[Dataset excerpts]
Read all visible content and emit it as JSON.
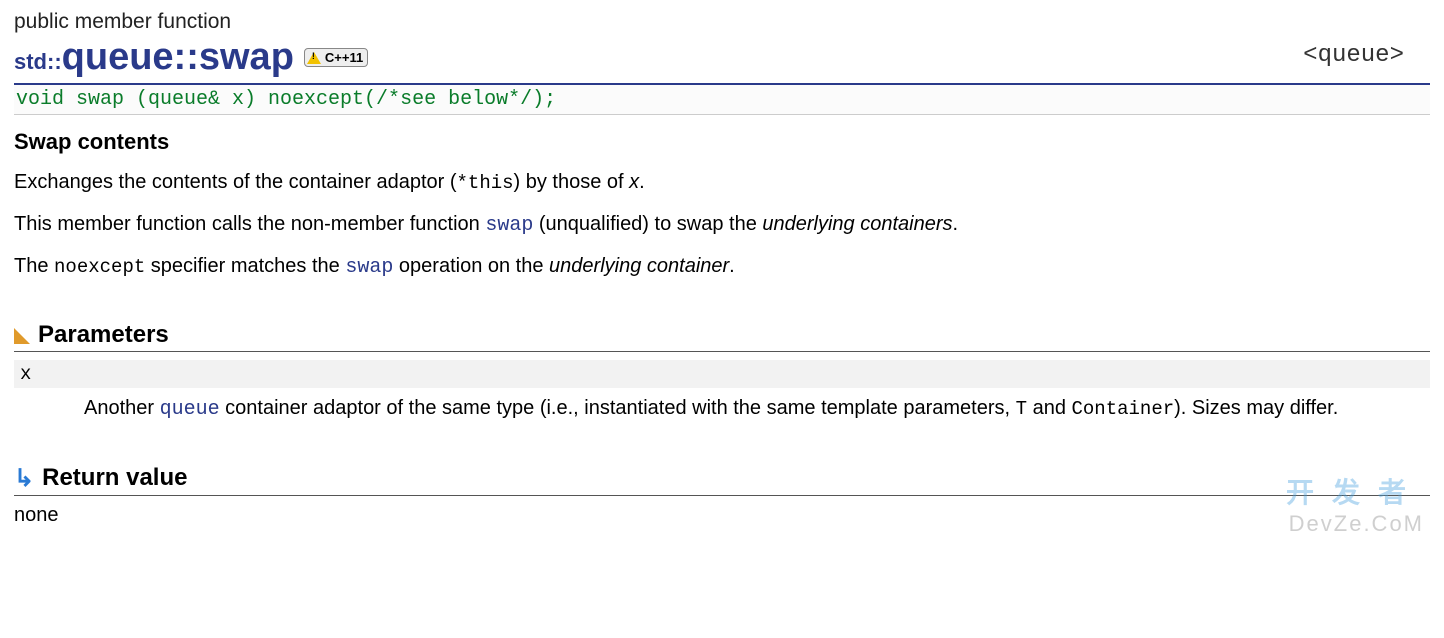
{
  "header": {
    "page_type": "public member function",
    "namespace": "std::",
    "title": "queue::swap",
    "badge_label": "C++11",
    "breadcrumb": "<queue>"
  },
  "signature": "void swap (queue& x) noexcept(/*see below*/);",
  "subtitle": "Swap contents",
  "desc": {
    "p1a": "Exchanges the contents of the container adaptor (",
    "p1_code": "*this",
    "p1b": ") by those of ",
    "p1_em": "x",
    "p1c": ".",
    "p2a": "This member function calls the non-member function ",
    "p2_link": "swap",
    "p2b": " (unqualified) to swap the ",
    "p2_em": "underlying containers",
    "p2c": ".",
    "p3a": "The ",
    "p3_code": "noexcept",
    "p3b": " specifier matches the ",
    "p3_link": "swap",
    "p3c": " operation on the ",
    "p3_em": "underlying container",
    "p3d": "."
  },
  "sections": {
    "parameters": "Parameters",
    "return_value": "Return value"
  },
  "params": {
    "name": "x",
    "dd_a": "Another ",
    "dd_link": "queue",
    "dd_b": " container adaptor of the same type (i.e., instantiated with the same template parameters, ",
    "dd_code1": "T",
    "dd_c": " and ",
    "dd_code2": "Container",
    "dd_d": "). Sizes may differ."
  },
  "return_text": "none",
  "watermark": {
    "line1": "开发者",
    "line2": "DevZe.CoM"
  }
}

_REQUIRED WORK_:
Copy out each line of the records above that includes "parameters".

_RESULT_:
    "parameters": "Parameters",
    "dd_b": " container adaptor of the same type (i.e., instantiated with the same template parameters, ",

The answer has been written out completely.